Originally published at http://rantsnscribbles.blogspot.com/2011/08/review-of-poisoned-house-by-michael.html
Michael Ford did a brilliant job writing a realistic story placed in Victorian times. It is so easy to immerse oneself into the daily comings and goings of Greave Hall, following the actions and duties of Abi as she rises in the morning to stoke the fires, as she rushes about from room to room scrubbing the windows clean, and as she finally retires to her tiny room tucked up in the far corners of the attic, away from sight of the prominent members of Greave Hall. The characters and the world are alive and breathing, realistic and easy to believe.
The story itself however was very slow to start. I mentally had to force myself through the first 1/3 of the book, anxious not to give up on it without a fight. The hook at the beginning of the book was weak. I found myself only mildly curious as to why Abi ran away from Greave Hall, and not really interested enough to care why she was refusing to return.

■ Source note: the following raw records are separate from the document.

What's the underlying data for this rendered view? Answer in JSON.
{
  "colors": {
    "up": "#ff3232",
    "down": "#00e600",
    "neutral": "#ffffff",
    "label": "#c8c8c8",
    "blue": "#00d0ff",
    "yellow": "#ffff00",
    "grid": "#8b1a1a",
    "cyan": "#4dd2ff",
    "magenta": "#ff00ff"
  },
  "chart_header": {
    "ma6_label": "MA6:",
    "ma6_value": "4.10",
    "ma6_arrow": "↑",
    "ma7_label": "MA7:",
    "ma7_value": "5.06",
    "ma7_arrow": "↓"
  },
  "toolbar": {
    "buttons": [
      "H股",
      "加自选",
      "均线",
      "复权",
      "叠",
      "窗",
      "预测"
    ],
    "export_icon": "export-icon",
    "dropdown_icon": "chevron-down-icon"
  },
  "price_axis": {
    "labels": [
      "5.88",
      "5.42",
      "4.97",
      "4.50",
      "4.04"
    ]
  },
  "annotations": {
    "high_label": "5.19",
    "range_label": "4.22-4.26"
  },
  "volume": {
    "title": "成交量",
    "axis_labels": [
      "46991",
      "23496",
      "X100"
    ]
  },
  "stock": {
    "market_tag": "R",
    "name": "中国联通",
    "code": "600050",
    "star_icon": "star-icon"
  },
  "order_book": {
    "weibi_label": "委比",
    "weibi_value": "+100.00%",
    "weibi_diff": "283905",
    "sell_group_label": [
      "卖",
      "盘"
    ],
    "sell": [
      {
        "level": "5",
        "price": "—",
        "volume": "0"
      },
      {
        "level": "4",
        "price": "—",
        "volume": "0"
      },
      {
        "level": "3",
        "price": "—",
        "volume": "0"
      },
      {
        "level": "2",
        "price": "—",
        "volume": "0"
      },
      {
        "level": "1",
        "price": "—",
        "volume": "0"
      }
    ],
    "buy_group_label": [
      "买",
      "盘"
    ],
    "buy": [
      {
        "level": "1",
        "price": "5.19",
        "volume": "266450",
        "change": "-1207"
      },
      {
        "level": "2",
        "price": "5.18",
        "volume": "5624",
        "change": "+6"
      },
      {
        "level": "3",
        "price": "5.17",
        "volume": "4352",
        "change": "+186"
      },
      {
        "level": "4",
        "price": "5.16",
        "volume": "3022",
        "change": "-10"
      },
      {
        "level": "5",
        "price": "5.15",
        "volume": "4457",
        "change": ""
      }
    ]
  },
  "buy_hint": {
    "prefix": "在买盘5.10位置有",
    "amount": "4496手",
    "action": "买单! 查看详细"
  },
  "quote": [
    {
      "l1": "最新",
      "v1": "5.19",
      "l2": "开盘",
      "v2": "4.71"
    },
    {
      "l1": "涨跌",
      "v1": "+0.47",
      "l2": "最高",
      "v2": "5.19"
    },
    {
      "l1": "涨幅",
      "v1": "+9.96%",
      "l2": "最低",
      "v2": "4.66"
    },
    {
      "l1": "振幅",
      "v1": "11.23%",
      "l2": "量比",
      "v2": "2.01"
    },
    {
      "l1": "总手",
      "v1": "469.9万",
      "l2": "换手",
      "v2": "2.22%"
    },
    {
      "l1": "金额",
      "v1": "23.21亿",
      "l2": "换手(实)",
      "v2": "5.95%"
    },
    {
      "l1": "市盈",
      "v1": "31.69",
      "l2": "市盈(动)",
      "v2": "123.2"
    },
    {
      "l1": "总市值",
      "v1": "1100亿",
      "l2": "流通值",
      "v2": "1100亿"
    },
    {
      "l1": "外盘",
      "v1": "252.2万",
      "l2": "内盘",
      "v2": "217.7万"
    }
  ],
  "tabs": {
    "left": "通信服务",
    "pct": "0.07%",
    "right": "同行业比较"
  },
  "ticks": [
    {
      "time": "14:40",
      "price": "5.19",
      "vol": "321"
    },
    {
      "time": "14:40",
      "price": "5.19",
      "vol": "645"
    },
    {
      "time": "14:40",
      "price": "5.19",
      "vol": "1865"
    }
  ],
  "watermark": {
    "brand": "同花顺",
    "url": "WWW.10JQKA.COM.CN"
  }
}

Around the 1/3 mark (100 or so pages into the novel) the pacing finally started to pick up a bit. The plot was predictable, as were the character's actions. I feel the author tried too hard to pinpoint certain characters in their evil role and other characters in their helpful roles. So many things occurred in the book that were merely thrown in as misdirection and had no real merit to the story as a whole. There were points in the book where I wanted to yell at the characters, specifically Abi, for being so stupid and naive. It just wasn't realistic that she would believe, not notice, and fall for some of the things that she did.
The title was well suited to this story, and has an underlying double meaning referring not just to the murder of the mother (mentioned very early on so not a spoiler!), but also to the house itself and the people that reside in it - the fact that secrets not only poison people to sometimes do horrible things, but sometimes just the knowledge of some secrets can poison the people themselves.
I really I did like that this was a stand alone novel, no horrible cliffhanger or half-hearted sequel to try and string the story along even more. It has a beginning, a middle, and a nicely tied up ending. Everything does finally make sense in the end, but it takes a really long time to get there with not a lot of help along the way. I especially enjoyed the realistic feel the author tried to give the book by referring to diary pages at the beginning and an obituary for Abi at the end. I think it was a perfect way to round out everything that happens to Abi after her ordeal without having to write a second novel.
I would recommend this book to older readers with lots of patience. There are no real romantic plot-lines that many YA readers are so fond of. The action is there, but rare, and the spaces in between can drag on. I don't think there is enough to keep younger, more hyperactive minds engaged in the story for long.